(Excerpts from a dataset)
***
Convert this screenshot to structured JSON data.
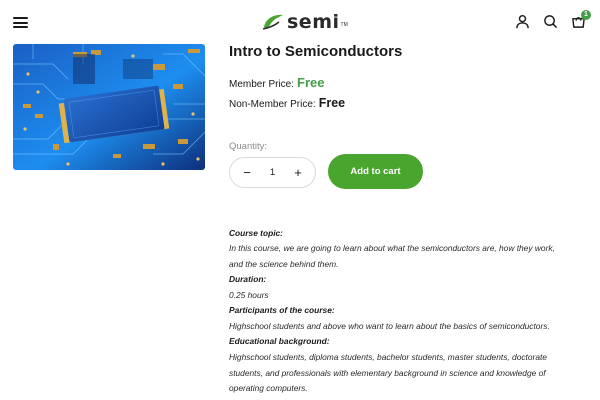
{
  "header": {
    "logo_text": "semi",
    "logo_tm": "TM",
    "cart_count": "1",
    "brand_green": "#43a047"
  },
  "product": {
    "title": "Intro to Semiconductors",
    "member_price_label": "Member Price",
    "member_price": "Free",
    "non_member_price_label": "Non-Member Price",
    "non_member_price": "Free",
    "quantity_label": "Quantity:",
    "quantity_value": "1",
    "minus_label": "−",
    "plus_label": "+",
    "add_to_cart_label": "Add to cart"
  },
  "description": {
    "course_topic_heading": "Course topic:",
    "course_topic_line1": "In this course, we are going to learn about what the semiconductors are, how they work,",
    "course_topic_line2": "and the science behind them.",
    "duration_heading": "Duration:",
    "duration_value": "0.25 hours",
    "participants_heading": "Participants of the course:",
    "participants_value": "Highschool students and above who want to learn about the basics of semiconductors.",
    "education_heading": "Educational background:",
    "education_line1": "Highschool students, diploma students, bachelor students, master students, doctorate",
    "education_line2": "students, and professionals with elementary background in science and knowledge of",
    "education_line3": "operating computers."
  }
}
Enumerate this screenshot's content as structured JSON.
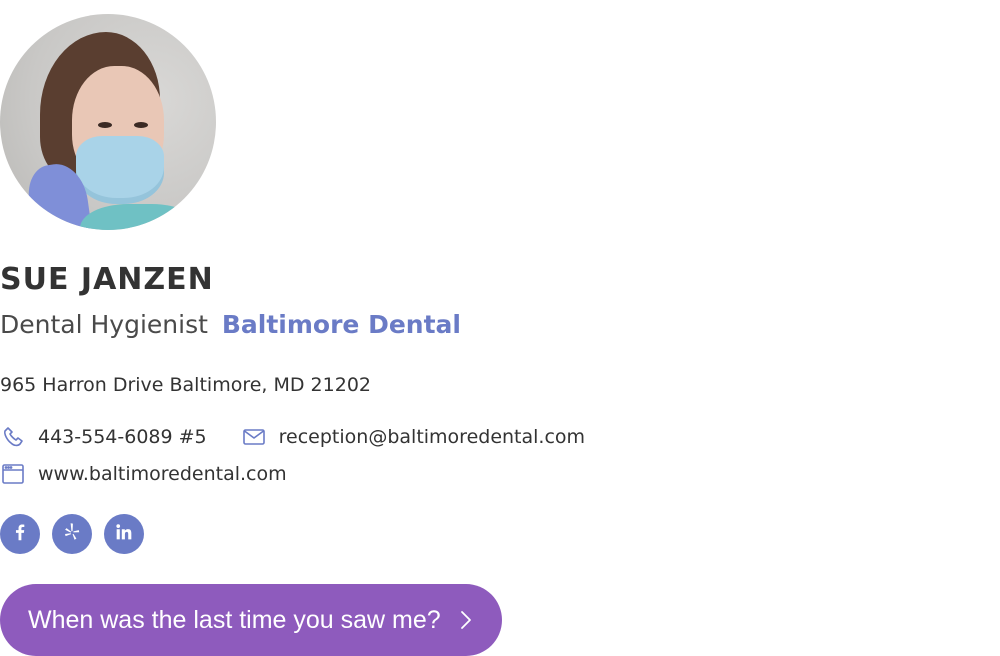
{
  "profile": {
    "name": "SUE JANZEN",
    "job_title": "Dental Hygienist",
    "company": "Baltimore Dental"
  },
  "address": "965 Harron Drive Baltimore, MD 21202",
  "contact": {
    "phone": "443-554-6089 #5",
    "email": "reception@baltimoredental.com",
    "website": "www.baltimoredental.com"
  },
  "icons": {
    "phone": "phone-icon",
    "email": "envelope-icon",
    "website": "browser-window-icon"
  },
  "social": [
    {
      "network": "facebook",
      "icon": "facebook-icon"
    },
    {
      "network": "yelp",
      "icon": "yelp-icon"
    },
    {
      "network": "linkedin",
      "icon": "linkedin-icon"
    }
  ],
  "cta": {
    "label": "When was the last time you saw me?"
  },
  "colors": {
    "accent": "#6a7bc6",
    "cta_background": "#8e5bbd",
    "text": "#333333"
  }
}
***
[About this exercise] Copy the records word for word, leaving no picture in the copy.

[Answer]
Convert this screenshot to structured JSON data.
{
  "header": {
    "logo_text": "semi",
    "logo_tm": "TM",
    "cart_count": "1",
    "brand_green": "#43a047"
  },
  "product": {
    "title": "Intro to Semiconductors",
    "member_price_label": "Member Price",
    "member_price": "Free",
    "non_member_price_label": "Non-Member Price",
    "non_member_price": "Free",
    "quantity_label": "Quantity:",
    "quantity_value": "1",
    "minus_label": "−",
    "plus_label": "+",
    "add_to_cart_label": "Add to cart"
  },
  "description": {
    "course_topic_heading": "Course topic:",
    "course_topic_line1": "In this course, we are going to learn about what the semiconductors are, how they work,",
    "course_topic_line2": "and the science behind them.",
    "duration_heading": "Duration:",
    "duration_value": "0.25 hours",
    "participants_heading": "Participants of the course:",
    "participants_value": "Highschool students and above who want to learn about the basics of semiconductors.",
    "education_heading": "Educational background:",
    "education_line1": "Highschool students, diploma students, bachelor students, master students, doctorate",
    "education_line2": "students, and professionals with elementary background in science and knowledge of",
    "education_line3": "operating computers."
  }
}
Enumerate this screenshot's content as structured JSON.
{
  "profile": {
    "name": "SUE JANZEN",
    "job_title": "Dental Hygienist",
    "company": "Baltimore Dental"
  },
  "address": "965 Harron Drive Baltimore, MD 21202",
  "contact": {
    "phone": "443-554-6089 #5",
    "email": "reception@baltimoredental.com",
    "website": "www.baltimoredental.com"
  },
  "icons": {
    "phone": "phone-icon",
    "email": "envelope-icon",
    "website": "browser-window-icon"
  },
  "social": [
    {
      "network": "facebook",
      "icon": "facebook-icon"
    },
    {
      "network": "yelp",
      "icon": "yelp-icon"
    },
    {
      "network": "linkedin",
      "icon": "linkedin-icon"
    }
  ],
  "cta": {
    "label": "When was the last time you saw me?"
  },
  "colors": {
    "accent": "#6a7bc6",
    "cta_background": "#8e5bbd",
    "text": "#333333"
  }
}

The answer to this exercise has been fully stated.